The house is really cool, too, but the glass and metal house suffered in the Chicago climate. Luckily a couple bought it and they did an extensive rehab to modernize and weatherproof the house. There were buyers who wanted to demolish the house and garage or split the parcel in two, so this couple really saved the house. Plus how wonderful would it be to own the Ferris Bueller garage!
Visual splendor doesn't necessarily translate into practical homes. Or garages. Frank Lloyd Wright's homes are often described as cold, not "homey" and suffer from major problems like leaky roofs, etc. No matter how visually stunning, the first order of business for any designer is to make the item practical and usable to the owner.... or satisfy the designer's or owners ego. There's a reason roofs have a pitch.
I used to wonder why the Kaufman's gave away that famous piece of artistry, Falling Water. They initially wanted their home to have a view of that waterfall, not be part of it. Think for a moment, a concrete dwelling built on top of a waterfall, the owners referred to it as -Rising Mildew. Just did not work for them. 'Sure looks cool, but, as I understand it, a constant maintenance headache.
Yes!, Great Idea and effects… What I don’t understand is how you get up from the garage??? There are stairs there but the reflection from the glass prove it’s sealed??? I can not envision the panels sliding or raising or lowering so why the steps?
Someone who lived most of their life in Greenwich, Ct told me that at Luigi Chinetti's house there was a driveway that anyone could drive along between two rows of glass fronted "garages" so you could see his personal collection of Ferraris. Can someone please confirm this?
If you have the bucks to actually commission somebody to design and build you a home (picking the door knobs and choosing 1 of the 5 available elevations from your local stick builder doesn't count lol), chances are good that you might also have a nice ride. It only makes sense that the ride would get some love too. I recently bought my vehicles a new garage, and while it is no Frank Lloyd Wright masterpiece, it certainly compliments the home. And the vehicles, well, they just love it.
In 1924, Frank Lloyd Wright was commissioned to design an "automotive observatory" for the top of Maryland's Sugerloaf Mountain called the "Gordon Strong Automotive Objective". It was supposed to be a destination for motorists.
I suppose that is OK for the people who own these places, but in my garage, actual work gets done on the cars. I doubt that is the case for any of the "garages" shown. I have no desire to own any of these.
But what if one of these homeowners grew up poor, worked hard, made some money, and bought the car they could never own when they had no money.
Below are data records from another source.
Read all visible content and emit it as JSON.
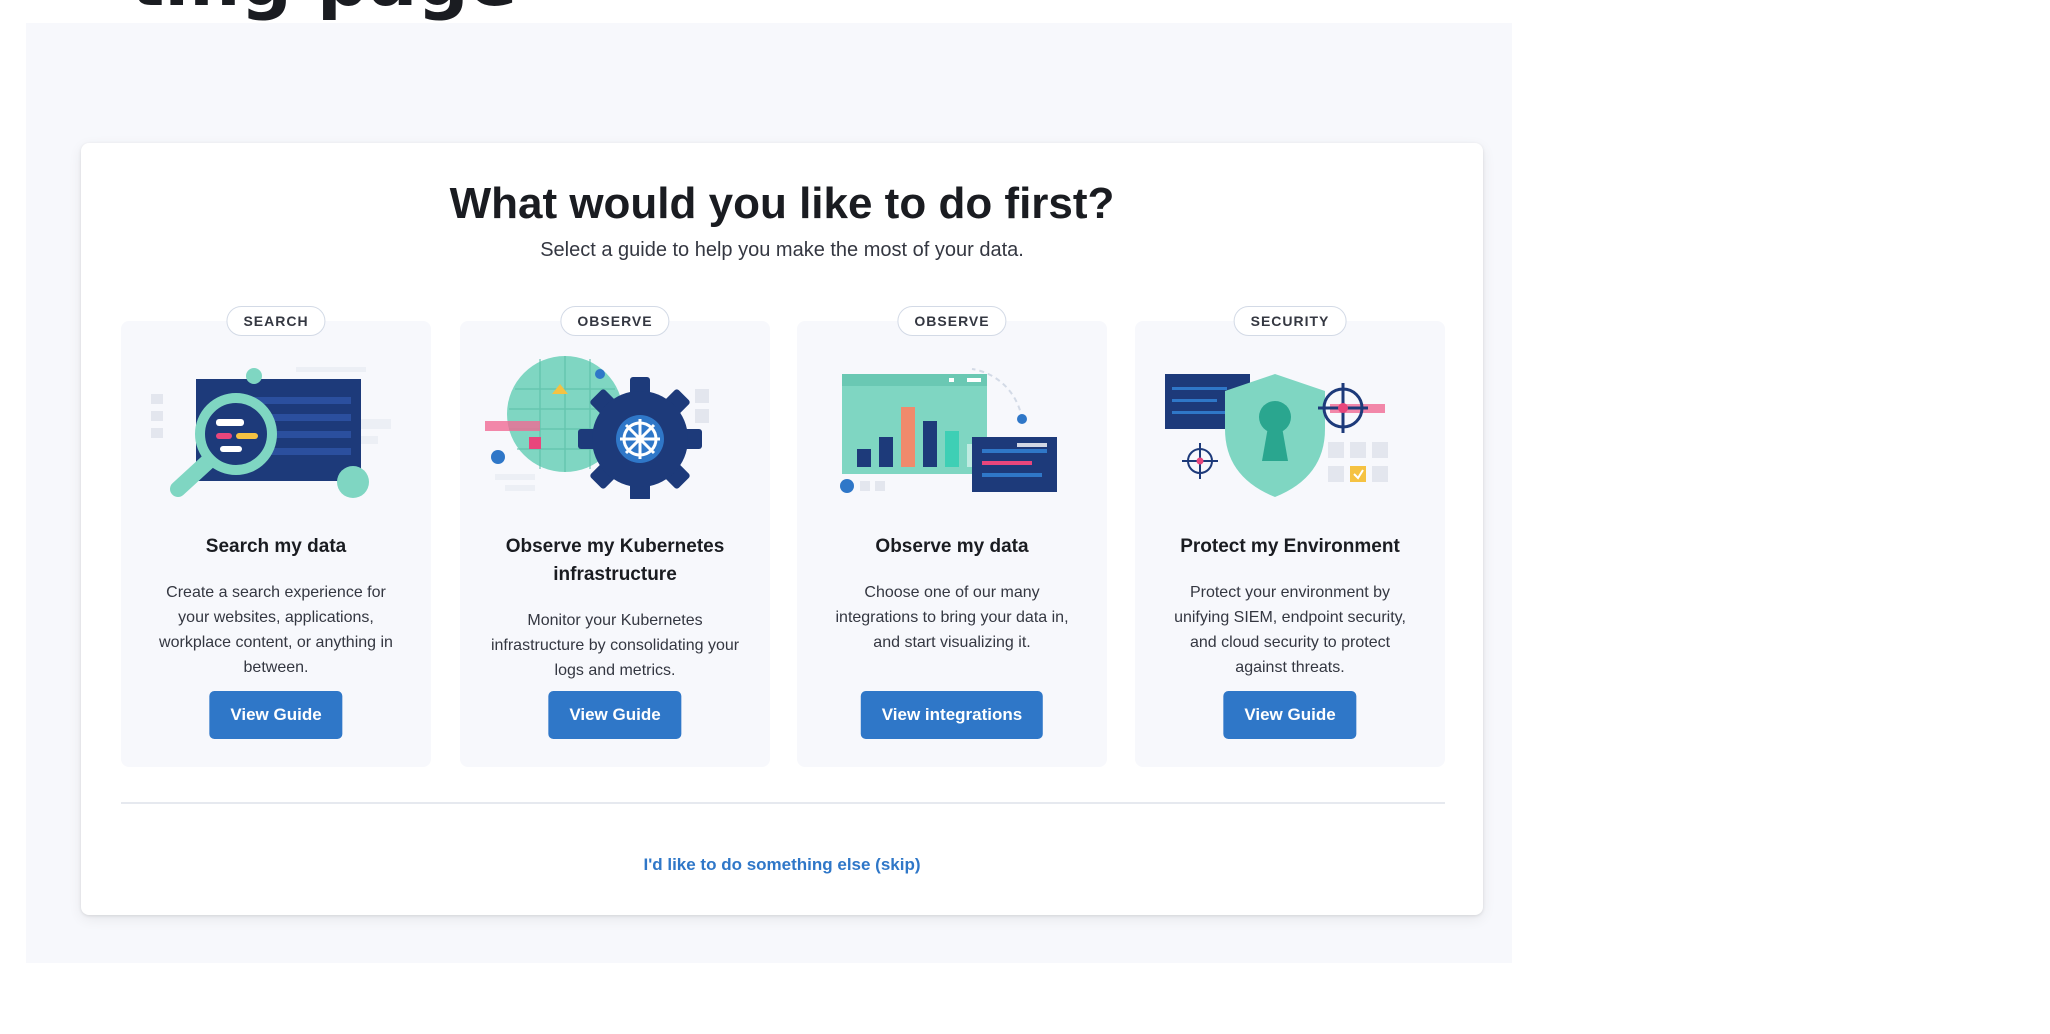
{
  "header": {
    "cutoff_heading": "ting page"
  },
  "onboarding": {
    "title": "What would you like to do first?",
    "subtitle": "Select a guide to help you make the most of your data.",
    "skip_link": "I'd like to do something else (skip)"
  },
  "cards": [
    {
      "badge": "SEARCH",
      "title": "Search my data",
      "description": "Create a search experience for your websites, applications, workplace content, or anything in between.",
      "button": "View Guide",
      "illustration_icon": "magnifier-icon"
    },
    {
      "badge": "OBSERVE",
      "title": "Observe my Kubernetes infrastructure",
      "description": "Monitor your Kubernetes infrastructure by consolidating your logs and metrics.",
      "button": "View Guide",
      "illustration_icon": "kubernetes-wheel-icon"
    },
    {
      "badge": "OBSERVE",
      "title": "Observe my data",
      "description": "Choose one of our many integrations to bring your data in, and start visualizing it.",
      "button": "View integrations",
      "illustration_icon": "bar-chart-icon"
    },
    {
      "badge": "SECURITY",
      "title": "Protect my Environment",
      "description": "Protect your environment by unifying SIEM, endpoint security, and cloud security to protect against threats.",
      "button": "View Guide",
      "illustration_icon": "shield-keyhole-icon"
    }
  ],
  "colors": {
    "primary_button": "#2f77c8",
    "link": "#2f77c8",
    "navy": "#1d3a7a",
    "teal": "#7fd6c2",
    "pink": "#e8467c",
    "yellow": "#f5c242",
    "card_background": "#f7f8fc"
  }
}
And loved the car so much they placed it in an unusual garage. Maybe it’s OK to admire a guy like that. Whether it’s a poor car guy, a middle class car guy, or a rich car guy, they’re ALL car guys.
I couldn't have glass walls in my garage unless they were able to withstand the impact of a 1/2 inch ratchet wrench. That and I don't think anyone wants to see me in my skivvies bent over the fender of my wife's Optima.
Despite my token efforts, my indoor/outgarage is the origin of particulates and noxious fumes. That production is accompanied by welding flash and compressor clamor. My frustrated wife wears noise attenuators, reaches in the length of the vacuum extensions, and longs for the days of (only) exhaust noise.
Many of you who complain that these garages are not practical as they allow no work to be accomplished on the vehicles simply do not get it. These garages are to showcase the car - display it like fine art. If the car needs servicing or repair work, it is simply moved to the owner's repair building just down the lane. You know, the one in front of the servants quarters . . .
I love my garage, it’s full of tools, somewhat clean, sometimes. It’s a busy place, love spending time in it. But … I’ve always thought having a clean, comfortable place to simply sit, admire my automotive efforts, watch a ball game or an auto show, conversation and share drinks with my gearhead friends would be truly nice. Especially come winter. Add a fireplace. It’s snowing.